I just show the variety of it below.
We tell Grub where you want to source its system files from by the "root" statememnt.
The "setup" is to link the Grub's system files to the location you desire.
We can play tunes with it.
Say if you want Grub in the 14th partition of your 3rd disk to
(1) able to boot from a floppy,
(2) in the MBR of the 1st disk
so that it boots whenever there is no floppy in the drive,
(3) chainloadable in its root partition
so that anther operating system can boot it (like Xp, Vista or another Linux)
(4) put into the MBR of the 3rd disk
just in case you may need it one day
(5) Boot it up now
You can all them in one go in a Grub shell or a Grup prompt. The latter is needed if you want Item (5). A Grub shell is the one you get it in the Linux terminal by typing "grub". A Grub prompt is the one you get by pressing the "c" key at the booting screen at which time the kernel has not yet been loaded. Many distros drop the Grub prompt and offer you a graphic screen instead.
The partition becomes chainloadable after it has been "setup (hd2,13)
What Grub does in the "setup" statement is to dump its stage1 (512 byte large) in the specified destination and hard-codes the hard disk address specified in the "root" statement so that it can get back to it.
There is nothing complicated involved.
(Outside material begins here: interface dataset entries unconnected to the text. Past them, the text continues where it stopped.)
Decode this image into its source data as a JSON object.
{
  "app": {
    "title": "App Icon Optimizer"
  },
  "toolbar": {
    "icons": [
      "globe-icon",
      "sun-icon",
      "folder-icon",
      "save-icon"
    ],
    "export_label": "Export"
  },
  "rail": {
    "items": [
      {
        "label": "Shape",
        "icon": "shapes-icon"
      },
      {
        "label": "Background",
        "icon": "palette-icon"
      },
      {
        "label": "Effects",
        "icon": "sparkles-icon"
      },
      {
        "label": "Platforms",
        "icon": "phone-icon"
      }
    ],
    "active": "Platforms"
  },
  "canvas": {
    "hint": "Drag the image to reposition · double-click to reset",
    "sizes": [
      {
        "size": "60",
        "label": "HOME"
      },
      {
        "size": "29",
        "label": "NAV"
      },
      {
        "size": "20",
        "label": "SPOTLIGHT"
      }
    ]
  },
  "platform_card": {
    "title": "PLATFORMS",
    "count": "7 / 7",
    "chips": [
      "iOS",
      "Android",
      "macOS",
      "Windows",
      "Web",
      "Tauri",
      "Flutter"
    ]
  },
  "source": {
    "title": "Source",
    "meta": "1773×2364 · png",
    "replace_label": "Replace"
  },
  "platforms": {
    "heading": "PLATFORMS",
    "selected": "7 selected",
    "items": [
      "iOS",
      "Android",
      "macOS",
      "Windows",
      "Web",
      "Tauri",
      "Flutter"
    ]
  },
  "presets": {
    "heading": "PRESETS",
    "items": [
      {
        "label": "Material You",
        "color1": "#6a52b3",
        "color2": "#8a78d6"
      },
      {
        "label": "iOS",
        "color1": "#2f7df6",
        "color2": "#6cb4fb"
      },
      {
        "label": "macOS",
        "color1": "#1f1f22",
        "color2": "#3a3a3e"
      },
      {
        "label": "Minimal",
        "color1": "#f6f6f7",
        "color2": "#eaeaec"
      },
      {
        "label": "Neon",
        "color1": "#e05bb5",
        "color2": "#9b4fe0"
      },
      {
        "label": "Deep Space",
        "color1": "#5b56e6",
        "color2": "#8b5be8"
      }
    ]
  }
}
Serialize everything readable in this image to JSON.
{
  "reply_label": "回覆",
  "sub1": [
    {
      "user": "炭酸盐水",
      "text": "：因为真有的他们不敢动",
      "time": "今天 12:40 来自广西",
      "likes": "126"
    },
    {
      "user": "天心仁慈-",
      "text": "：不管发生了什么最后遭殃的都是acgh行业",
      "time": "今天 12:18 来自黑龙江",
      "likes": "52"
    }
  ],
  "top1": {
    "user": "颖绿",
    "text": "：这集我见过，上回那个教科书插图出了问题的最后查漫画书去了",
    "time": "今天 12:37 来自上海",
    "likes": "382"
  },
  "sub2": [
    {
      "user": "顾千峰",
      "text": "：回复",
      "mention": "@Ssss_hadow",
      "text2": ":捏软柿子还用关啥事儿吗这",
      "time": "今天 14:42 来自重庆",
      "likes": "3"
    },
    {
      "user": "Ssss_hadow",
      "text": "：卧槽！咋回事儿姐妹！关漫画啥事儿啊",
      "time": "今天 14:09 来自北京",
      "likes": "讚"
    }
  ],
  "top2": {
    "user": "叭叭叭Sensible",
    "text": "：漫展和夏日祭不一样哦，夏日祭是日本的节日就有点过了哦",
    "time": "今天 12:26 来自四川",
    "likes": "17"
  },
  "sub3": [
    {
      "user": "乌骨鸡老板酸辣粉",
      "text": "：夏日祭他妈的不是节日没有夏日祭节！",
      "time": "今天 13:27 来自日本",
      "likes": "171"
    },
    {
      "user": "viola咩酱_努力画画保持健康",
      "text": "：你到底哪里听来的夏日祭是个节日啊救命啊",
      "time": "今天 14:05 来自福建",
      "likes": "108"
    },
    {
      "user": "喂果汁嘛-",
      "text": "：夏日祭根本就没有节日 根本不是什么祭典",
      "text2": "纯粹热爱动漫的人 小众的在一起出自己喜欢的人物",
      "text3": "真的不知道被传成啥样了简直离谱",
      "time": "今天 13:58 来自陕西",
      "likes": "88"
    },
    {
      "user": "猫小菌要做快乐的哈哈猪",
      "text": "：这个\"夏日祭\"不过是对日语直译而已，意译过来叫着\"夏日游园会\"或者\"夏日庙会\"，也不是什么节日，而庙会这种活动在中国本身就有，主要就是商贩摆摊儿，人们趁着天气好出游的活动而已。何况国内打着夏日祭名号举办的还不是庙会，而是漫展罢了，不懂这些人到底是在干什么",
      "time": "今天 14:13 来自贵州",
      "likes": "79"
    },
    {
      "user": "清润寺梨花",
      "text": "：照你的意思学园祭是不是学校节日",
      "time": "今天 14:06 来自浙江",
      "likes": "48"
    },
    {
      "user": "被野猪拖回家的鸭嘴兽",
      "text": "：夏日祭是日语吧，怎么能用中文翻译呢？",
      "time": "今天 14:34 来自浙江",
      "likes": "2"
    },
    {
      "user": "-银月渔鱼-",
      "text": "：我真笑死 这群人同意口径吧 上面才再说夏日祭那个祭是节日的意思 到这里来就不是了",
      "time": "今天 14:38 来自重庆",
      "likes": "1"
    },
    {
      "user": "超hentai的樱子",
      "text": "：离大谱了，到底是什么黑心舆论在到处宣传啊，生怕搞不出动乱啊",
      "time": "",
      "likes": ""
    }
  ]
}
People just don't play around with a boot loader because it is low-tech.